§ **Task item**:
Go through the listing below and report how many lines contain the word "subtitle"; write no other words.

──────────────────────────────

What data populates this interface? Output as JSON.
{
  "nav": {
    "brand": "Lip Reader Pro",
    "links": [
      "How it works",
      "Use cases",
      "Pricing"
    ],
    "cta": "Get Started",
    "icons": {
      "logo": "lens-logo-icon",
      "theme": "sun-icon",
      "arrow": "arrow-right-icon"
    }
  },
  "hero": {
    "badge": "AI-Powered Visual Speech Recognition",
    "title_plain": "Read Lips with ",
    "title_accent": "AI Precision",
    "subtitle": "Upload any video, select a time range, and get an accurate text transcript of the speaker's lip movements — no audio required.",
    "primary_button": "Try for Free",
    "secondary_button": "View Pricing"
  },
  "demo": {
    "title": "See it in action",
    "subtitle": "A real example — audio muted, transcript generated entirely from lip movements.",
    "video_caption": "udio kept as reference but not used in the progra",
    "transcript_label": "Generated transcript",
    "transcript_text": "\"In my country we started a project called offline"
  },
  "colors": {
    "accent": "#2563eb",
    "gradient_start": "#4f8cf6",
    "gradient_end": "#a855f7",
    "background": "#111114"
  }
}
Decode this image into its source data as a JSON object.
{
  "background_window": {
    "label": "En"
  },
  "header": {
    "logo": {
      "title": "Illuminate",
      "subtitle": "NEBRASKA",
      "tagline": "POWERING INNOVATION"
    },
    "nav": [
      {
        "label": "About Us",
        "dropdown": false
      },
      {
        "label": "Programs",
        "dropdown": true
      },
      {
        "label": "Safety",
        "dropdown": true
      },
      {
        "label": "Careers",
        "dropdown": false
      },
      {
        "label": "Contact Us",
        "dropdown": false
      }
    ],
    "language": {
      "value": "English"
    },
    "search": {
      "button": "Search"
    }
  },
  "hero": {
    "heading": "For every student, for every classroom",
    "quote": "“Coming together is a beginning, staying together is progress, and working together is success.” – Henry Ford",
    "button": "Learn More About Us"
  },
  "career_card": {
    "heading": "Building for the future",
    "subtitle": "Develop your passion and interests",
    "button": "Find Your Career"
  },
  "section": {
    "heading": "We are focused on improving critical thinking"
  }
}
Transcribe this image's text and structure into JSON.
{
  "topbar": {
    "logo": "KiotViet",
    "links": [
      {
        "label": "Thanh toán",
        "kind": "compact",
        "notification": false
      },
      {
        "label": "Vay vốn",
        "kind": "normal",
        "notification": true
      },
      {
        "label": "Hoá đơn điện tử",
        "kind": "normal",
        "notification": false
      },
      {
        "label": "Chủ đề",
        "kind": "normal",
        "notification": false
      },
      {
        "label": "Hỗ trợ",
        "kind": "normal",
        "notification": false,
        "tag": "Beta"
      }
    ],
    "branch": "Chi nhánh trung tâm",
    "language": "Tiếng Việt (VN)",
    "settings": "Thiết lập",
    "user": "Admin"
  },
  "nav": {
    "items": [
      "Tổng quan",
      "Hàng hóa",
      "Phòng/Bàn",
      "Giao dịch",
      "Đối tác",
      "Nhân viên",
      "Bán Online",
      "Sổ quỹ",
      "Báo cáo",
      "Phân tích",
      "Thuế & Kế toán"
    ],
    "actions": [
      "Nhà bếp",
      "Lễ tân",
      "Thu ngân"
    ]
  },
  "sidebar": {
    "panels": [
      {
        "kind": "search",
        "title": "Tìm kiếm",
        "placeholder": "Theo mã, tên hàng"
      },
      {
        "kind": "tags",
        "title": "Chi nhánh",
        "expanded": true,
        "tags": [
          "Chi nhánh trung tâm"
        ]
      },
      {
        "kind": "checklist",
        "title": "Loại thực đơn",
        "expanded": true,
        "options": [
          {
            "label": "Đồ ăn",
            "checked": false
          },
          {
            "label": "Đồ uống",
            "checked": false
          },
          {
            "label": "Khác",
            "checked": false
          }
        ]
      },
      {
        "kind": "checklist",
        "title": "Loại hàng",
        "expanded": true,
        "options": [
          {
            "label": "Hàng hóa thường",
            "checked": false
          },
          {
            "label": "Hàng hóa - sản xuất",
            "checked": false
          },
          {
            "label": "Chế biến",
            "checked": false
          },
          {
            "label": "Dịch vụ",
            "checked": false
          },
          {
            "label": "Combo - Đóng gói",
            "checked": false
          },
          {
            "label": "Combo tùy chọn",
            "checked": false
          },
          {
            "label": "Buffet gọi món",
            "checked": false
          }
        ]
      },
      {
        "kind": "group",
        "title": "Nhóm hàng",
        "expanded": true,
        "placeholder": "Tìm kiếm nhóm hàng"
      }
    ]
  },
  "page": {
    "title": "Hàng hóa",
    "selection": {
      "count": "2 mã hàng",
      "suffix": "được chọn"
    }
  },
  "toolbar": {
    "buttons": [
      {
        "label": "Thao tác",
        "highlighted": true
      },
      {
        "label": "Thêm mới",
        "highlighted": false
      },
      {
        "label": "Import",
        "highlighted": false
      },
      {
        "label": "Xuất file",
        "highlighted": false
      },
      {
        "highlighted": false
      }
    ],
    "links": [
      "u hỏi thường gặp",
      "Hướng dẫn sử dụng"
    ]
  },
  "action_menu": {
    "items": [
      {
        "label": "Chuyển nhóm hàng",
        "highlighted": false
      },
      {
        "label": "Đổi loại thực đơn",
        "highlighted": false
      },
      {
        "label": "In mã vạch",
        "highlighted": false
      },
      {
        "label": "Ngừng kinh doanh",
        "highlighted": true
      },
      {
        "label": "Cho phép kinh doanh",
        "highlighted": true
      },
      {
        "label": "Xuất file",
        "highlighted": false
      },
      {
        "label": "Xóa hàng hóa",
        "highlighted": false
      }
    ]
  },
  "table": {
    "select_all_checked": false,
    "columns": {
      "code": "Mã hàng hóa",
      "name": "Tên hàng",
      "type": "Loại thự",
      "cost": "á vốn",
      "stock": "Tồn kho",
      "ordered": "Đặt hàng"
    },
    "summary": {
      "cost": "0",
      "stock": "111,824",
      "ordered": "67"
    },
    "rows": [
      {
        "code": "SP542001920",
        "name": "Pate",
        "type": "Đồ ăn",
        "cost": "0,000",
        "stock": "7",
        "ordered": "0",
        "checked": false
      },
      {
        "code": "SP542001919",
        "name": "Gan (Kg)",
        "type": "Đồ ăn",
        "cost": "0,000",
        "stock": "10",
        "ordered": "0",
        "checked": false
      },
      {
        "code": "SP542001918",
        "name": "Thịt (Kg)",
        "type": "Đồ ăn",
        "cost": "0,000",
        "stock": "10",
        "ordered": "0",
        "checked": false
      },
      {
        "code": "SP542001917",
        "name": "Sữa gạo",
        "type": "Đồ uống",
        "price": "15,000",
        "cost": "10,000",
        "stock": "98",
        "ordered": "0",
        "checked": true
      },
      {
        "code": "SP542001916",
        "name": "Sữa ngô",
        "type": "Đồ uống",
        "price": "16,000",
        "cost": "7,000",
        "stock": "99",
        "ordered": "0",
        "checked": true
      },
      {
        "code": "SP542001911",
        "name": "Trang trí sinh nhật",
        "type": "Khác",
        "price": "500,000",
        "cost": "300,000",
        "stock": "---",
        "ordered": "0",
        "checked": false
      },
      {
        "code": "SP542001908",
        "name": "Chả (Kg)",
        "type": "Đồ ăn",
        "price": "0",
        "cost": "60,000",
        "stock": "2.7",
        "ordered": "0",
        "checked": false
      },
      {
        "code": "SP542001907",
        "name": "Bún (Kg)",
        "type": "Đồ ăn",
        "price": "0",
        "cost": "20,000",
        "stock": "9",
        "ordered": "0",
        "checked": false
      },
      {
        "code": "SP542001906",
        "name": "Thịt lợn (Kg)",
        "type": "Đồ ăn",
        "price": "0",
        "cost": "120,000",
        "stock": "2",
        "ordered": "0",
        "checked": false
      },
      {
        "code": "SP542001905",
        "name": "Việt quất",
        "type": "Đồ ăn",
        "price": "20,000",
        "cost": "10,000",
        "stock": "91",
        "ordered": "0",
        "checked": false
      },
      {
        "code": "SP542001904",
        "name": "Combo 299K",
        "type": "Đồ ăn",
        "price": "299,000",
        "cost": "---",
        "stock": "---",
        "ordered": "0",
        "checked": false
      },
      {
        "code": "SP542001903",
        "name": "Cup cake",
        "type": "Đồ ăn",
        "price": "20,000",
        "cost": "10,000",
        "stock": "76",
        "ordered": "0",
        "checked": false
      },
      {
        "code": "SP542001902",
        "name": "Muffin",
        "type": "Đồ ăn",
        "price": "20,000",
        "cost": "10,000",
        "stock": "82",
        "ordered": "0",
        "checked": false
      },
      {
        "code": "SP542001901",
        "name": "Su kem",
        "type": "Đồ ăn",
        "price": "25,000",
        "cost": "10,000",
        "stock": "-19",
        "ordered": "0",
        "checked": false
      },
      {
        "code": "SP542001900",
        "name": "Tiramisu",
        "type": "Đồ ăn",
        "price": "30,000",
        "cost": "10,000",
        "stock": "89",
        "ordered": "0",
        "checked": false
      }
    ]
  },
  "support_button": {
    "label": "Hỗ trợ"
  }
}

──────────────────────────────

§ **Task answer**:
4